Since November last year when a Deportivo La Coruna fan lost his life after a fight with Atletico Madrid Ultras, the LFP have been on a crusade to stamp out violence, both physical and verbal. At first many thought that the crackdown was just another gesture and few believed that the authorities would deliver on their promises.
But, as time passes, the LFP has not backed down. Many feel they have gone overboard. Others want to know exactly what procedure the League is following. This week the LFP released a statement in clarification.
“The LFP has indicated its unquestionable determination to implement a policy of zero tolerance for any type of violent behaviour in our sport,” read the first point in a statement which had a by-line announcing its objection to ‘violence, racism, xenophobia and intolerance in sport.’
One might ask why is the LFP making this statement now. Surely the logical thing would have been to have made such a declaration before sanctioning teams, not months after doing so? Well, Spain is different.
At first the LFP announced it was coming down on Ultras and their symbols. Then chanting was targeted and rightly so in some cases. But there seems to be some confusion about what the LFP considers abusive and not. Whilst there are no doubts to what is considered racist, homophobic and xenophobic, what exactly is considered intolerant is another thing.
Clubs have been brought up on charges for when their fans have chanted about players been drunkards or having affairs. Other clubs are facing the League to answer claims that their fans described another club in profane terms. Whilst it may not be pleasant for the player or the fans involved, is it really that abusive? Many Spaniards think it isn’t and the language that is being used is typical to what someone would hear on the street or say to friends and in those cases, no offence is taken.

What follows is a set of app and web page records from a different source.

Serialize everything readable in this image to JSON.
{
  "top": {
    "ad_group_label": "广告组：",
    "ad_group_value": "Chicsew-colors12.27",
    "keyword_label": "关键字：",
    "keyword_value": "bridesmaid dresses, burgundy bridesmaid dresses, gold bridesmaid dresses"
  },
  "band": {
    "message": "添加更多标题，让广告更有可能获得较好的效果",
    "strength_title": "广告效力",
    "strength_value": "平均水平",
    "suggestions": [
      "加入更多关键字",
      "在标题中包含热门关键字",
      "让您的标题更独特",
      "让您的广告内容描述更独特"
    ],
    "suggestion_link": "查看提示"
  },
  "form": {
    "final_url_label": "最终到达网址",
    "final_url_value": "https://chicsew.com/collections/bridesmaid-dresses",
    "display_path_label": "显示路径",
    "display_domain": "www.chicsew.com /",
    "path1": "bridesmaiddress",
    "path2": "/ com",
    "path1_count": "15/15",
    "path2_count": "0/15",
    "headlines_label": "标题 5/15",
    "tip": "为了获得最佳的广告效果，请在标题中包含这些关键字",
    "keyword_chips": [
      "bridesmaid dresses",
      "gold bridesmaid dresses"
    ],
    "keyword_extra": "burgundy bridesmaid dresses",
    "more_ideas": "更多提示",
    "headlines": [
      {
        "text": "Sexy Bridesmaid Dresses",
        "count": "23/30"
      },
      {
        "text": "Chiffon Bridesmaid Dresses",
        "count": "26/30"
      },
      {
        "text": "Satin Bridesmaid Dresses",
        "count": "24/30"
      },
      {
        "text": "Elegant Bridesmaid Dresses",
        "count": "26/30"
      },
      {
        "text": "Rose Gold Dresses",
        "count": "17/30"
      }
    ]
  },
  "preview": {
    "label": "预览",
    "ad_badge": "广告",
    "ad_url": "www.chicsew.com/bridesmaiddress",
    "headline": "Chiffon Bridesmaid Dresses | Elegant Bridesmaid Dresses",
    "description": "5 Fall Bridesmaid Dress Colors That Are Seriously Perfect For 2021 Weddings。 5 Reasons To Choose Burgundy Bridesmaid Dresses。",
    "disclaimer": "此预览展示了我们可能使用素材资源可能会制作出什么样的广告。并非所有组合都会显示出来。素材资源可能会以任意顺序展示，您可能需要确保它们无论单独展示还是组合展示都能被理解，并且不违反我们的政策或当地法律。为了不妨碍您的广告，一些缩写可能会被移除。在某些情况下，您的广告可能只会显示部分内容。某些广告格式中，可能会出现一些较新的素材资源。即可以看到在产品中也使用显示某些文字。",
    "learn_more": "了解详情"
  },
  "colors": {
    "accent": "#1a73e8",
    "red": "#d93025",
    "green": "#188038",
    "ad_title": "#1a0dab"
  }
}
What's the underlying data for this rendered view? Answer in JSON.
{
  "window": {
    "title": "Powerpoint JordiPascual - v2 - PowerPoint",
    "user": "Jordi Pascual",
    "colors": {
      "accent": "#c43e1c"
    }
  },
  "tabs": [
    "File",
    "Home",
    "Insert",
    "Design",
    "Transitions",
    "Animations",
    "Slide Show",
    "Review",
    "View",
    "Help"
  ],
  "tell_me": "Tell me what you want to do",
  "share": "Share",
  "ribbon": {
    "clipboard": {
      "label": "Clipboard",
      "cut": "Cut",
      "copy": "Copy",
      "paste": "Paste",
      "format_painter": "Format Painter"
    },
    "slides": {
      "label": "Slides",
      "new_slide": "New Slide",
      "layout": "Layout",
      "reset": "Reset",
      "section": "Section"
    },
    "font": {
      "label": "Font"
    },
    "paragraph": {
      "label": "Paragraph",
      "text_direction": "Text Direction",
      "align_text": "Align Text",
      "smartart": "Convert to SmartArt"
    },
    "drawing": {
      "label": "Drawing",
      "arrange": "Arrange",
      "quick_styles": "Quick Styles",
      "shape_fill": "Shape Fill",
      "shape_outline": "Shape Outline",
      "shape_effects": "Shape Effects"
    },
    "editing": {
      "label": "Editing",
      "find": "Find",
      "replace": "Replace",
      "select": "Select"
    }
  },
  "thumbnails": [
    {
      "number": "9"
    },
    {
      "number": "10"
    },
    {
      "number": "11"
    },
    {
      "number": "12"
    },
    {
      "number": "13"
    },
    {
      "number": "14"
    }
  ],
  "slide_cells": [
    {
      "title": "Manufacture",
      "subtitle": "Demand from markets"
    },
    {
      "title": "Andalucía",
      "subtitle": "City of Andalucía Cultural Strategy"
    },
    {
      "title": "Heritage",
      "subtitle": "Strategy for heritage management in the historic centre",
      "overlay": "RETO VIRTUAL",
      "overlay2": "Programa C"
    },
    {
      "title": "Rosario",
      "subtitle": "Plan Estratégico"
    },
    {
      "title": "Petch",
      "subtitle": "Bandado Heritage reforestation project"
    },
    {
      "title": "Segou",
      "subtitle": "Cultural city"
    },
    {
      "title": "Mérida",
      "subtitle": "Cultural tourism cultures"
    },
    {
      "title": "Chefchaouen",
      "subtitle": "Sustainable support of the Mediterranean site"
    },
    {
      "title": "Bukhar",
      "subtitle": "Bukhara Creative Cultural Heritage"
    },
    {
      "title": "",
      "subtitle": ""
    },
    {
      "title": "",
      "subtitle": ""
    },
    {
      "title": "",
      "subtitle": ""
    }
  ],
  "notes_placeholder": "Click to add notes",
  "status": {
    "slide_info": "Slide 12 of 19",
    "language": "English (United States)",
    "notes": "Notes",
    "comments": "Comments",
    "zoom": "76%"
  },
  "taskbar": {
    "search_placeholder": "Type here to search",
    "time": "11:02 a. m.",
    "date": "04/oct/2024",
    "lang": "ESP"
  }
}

Last weekend Football Espana interviewed one of Rayo Vallecano’s Ultras. The topic of chanting was brought up. The Bukaneros first welcomed and applauded the League’s crackdown on racial and homophobic chanting. Yet, they are slightly worried.
Anybody that has ever been to Vallecas will have heard the famous chant ‘A las armas’ which translates to ‘To Arms’. It is a chant to get things going and it ends with all sides (the three sides) chanting various parts. Last week one Bukanero said that under the new rules, nobody at the club knew if the chant is now considered abusive. Of course, the chant is not literally calling for fans to pick up weapons, but under the LFP guidelines, it may be considered violent and this is just one example.
Other clubs have similar chants and like Rayo, they’re confused. If someone sang La Marseillaise would they be punished? Nobody knows. So how does one decide what is abusive and not?
The LFP said in their statement that they will collect information via television, social networking sites and also though email. Fans who have witnessed abusive behaviour are now encouraged to contact the League and report it. This is a big step because in the past, anybody who contacted them to report such things was simply ignored.
The evidence is then evaluated and unless it is conclusive the complaint is withdrawn. With no clear evidence, nothing can be done but should it be conclusive the LFP will pass everything they have over to the Comite de Competicion de la Real Federacion Espanola de Futbol [Competition Committee of the Royal Spanish Football Federation] and the Comision Permanente de la Comision Estatal contra la Violencia, el Racismo, la Xenofobia y la Intolerancia en el Deporte [The Permanent Commission of the State Commission against Violence, Racism, Xenophobia and Intolerance in Sport].
In theory it all sounds good but remember the LFP and RFEF enjoy a frosty relationship and we may see the Spanish FA ruling against the League just to be petty.
There have been allegations that the LFP have been selective when gathering evidence. The final points of their statement try to clarify this. The most important type of evidence is of course video evidence but with coverage of games only starting minutes before and finishing minutes after games, should any abuse take place outside the 90 minutes of a match, it is hard to prosecute.
It is strange that the League would admit such a thing. It is almost as if they are saying to supporters, abuse each other as much as you want before and after the game but when the cameras are rolling, play nice.
“Finally, to reiterate our commitment to the eradication of all forms of violent behaviour in football both physical and verbal continues through using all the media at our disposal,” reads the final lines of the statement. A few weeks ago an English newspaper praised the League’s new approach but it is hard not to think that they may have bitten off more than they can chew. Right now the League is trying to sort out the broadcasting rights for next season, two match fixing scandals, violence at grounds and now chanting.
Whilst abusive chanting needs to be stamped out, maybe it would have been better to tackle all the problems individually instead of the ‘in for a penny, in for a pound’ approach. It is too late for that now. One can only hope that the League is successful and doesn’t cut corners, because all the topics on the table are important and they all need to be resolved and done so wholeheartedly.
Papering over the cracks will only see the walls crash down one day and so no matter what the short term damage may be, it will be better in the long run for everyone. As always in these situations, the answer of how it will all pan out will only come with time.